_Activity:_
Repeat the lines of the material below exactly, beginning at the one with "Read all visible content and emit it as JSON." and stopping after the last.

_Data for analysis:_
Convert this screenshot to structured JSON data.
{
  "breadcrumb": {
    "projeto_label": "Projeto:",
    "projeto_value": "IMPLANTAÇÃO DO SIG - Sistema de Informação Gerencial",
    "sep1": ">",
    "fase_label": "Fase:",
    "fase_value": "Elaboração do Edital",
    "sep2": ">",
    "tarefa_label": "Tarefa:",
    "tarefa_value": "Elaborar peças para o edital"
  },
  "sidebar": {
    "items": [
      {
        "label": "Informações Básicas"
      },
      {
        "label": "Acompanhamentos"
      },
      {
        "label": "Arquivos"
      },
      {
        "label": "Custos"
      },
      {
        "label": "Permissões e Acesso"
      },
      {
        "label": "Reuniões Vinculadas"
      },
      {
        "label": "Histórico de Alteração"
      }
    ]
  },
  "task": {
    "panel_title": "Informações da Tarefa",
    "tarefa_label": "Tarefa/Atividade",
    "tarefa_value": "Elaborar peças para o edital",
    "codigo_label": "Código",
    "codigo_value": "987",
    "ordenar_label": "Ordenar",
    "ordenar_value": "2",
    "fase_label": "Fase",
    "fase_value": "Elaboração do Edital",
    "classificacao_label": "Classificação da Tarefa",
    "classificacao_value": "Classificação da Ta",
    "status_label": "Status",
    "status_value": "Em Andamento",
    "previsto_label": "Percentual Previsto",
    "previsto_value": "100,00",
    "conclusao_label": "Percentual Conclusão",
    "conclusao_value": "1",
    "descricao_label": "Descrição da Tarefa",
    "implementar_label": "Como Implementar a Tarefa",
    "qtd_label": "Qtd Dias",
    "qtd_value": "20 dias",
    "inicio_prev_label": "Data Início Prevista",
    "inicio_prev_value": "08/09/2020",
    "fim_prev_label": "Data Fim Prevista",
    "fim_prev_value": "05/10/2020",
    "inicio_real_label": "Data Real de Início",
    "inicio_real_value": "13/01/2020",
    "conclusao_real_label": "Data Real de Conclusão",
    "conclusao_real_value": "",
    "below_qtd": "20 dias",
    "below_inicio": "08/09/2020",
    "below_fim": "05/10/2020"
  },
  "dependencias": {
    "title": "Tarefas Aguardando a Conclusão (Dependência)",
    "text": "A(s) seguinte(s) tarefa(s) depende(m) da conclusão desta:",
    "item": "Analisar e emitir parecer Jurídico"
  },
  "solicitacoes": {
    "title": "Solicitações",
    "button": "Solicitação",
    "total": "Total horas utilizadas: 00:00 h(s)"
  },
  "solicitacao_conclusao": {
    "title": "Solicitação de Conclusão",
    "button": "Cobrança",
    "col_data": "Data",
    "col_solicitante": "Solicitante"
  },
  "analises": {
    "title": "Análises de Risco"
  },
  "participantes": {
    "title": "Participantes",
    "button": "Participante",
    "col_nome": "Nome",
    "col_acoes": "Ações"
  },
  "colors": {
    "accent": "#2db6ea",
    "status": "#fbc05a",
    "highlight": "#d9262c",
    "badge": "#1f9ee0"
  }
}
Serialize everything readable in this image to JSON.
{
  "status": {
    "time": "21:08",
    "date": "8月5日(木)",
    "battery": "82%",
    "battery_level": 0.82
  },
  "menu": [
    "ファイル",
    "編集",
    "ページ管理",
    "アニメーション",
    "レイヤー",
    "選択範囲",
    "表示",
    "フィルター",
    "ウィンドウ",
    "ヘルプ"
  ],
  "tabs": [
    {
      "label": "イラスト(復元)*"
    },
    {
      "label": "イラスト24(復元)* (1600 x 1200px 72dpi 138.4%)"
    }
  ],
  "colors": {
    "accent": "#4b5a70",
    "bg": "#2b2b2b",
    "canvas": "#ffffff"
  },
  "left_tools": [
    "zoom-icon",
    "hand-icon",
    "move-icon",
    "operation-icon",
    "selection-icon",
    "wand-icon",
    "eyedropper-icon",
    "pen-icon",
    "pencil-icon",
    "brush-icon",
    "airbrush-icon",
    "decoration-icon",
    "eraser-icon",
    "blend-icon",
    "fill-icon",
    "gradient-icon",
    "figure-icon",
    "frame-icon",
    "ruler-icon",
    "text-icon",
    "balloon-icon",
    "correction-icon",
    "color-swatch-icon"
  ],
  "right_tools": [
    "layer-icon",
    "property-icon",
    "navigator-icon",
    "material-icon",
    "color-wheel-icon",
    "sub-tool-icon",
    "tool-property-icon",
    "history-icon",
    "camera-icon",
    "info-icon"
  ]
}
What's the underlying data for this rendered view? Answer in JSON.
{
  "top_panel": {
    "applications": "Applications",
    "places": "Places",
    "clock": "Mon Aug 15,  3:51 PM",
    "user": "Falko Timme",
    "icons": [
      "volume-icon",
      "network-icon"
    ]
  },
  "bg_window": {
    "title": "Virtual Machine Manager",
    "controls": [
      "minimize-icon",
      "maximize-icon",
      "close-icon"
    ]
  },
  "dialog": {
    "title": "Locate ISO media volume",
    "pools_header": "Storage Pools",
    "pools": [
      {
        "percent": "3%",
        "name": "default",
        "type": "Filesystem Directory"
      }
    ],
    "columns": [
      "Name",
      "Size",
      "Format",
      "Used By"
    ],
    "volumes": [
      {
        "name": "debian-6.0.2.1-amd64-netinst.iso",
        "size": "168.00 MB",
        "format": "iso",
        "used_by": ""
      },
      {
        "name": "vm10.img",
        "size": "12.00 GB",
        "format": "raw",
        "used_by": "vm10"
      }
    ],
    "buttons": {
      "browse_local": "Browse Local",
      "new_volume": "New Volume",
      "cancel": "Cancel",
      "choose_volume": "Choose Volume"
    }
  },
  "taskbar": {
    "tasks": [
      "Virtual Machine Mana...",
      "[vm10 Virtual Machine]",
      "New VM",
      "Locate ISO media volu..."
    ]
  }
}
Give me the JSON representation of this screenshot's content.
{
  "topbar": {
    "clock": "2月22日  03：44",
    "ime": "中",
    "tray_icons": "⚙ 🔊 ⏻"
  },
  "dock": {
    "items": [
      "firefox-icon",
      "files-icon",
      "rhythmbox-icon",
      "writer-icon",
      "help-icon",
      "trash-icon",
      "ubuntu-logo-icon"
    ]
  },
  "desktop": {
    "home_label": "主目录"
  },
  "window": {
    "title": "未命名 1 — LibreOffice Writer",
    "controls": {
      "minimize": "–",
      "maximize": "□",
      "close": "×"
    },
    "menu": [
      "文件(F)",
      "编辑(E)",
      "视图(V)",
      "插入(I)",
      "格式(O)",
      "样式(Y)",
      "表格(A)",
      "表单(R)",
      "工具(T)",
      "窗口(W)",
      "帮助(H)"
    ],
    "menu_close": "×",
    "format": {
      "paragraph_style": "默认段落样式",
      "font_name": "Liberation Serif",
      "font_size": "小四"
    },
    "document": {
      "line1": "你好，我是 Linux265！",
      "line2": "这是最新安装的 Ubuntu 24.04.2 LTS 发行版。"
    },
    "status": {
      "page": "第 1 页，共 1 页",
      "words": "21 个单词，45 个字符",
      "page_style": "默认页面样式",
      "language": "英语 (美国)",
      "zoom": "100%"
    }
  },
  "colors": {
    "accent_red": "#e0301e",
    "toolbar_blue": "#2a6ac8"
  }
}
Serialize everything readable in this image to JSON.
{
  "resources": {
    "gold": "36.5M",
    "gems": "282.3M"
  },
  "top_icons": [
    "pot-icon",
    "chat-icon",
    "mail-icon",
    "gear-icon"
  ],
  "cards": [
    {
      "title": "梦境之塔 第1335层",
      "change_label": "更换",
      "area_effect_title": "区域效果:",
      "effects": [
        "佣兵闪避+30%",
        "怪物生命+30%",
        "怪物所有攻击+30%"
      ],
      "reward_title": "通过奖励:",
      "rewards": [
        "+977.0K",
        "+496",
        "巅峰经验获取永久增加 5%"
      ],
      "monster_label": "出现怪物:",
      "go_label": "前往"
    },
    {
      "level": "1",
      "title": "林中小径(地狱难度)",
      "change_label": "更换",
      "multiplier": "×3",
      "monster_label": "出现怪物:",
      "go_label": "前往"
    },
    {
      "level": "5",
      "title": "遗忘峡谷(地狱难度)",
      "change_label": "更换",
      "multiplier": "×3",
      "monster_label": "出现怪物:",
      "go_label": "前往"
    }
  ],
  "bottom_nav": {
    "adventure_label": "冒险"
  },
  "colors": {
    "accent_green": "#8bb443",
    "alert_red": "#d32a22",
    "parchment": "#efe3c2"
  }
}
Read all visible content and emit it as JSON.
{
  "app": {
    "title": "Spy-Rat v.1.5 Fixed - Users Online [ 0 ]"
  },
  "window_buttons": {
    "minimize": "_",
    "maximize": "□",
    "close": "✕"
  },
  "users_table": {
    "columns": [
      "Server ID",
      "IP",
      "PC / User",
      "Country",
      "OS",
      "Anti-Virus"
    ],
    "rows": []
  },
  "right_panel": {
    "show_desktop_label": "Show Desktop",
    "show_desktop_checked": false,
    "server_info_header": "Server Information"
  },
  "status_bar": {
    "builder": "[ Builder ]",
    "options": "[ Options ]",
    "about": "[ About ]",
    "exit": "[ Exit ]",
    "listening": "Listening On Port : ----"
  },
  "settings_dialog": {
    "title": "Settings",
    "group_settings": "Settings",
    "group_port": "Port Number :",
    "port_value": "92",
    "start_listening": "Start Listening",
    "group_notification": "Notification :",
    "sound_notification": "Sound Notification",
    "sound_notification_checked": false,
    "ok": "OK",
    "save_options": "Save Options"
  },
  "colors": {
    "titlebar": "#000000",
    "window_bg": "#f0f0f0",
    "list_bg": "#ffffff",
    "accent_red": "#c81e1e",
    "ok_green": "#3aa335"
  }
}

_The answer:_
Read all visible content and emit it as JSON.
{
  "app": {
    "title": "Spy-Rat v.1.5 Fixed - Users Online [ 0 ]"
  },
  "window_buttons": {
    "minimize": "_",
    "maximize": "□",
    "close": "✕"
  },
  "users_table": {
    "columns": [
      "Server ID",
      "IP",
      "PC / User",
      "Country",
      "OS",
      "Anti-Virus"
    ],
    "rows": []
  },
  "right_panel": {
    "show_desktop_label": "Show Desktop",
    "show_desktop_checked": false,
    "server_info_header": "Server Information"
  },
  "status_bar": {
    "builder": "[ Builder ]",
    "options": "[ Options ]",
    "about": "[ About ]",
    "exit": "[ Exit ]",
    "listening": "Listening On Port : ----"
  },
  "settings_dialog": {
    "title": "Settings",
    "group_settings": "Settings",
    "group_port": "Port Number :",
    "port_value": "92",
    "start_listening": "Start Listening",
    "group_notification": "Notification :",
    "sound_notification": "Sound Notification",
    "sound_notification_checked": false,
    "ok": "OK",
    "save_options": "Save Options"
  },
  "colors": {
    "titlebar": "#000000",
    "window_bg": "#f0f0f0",
    "list_bg": "#ffffff",
    "accent_red": "#c81e1e",
    "ok_green": "#3aa335"
  }
}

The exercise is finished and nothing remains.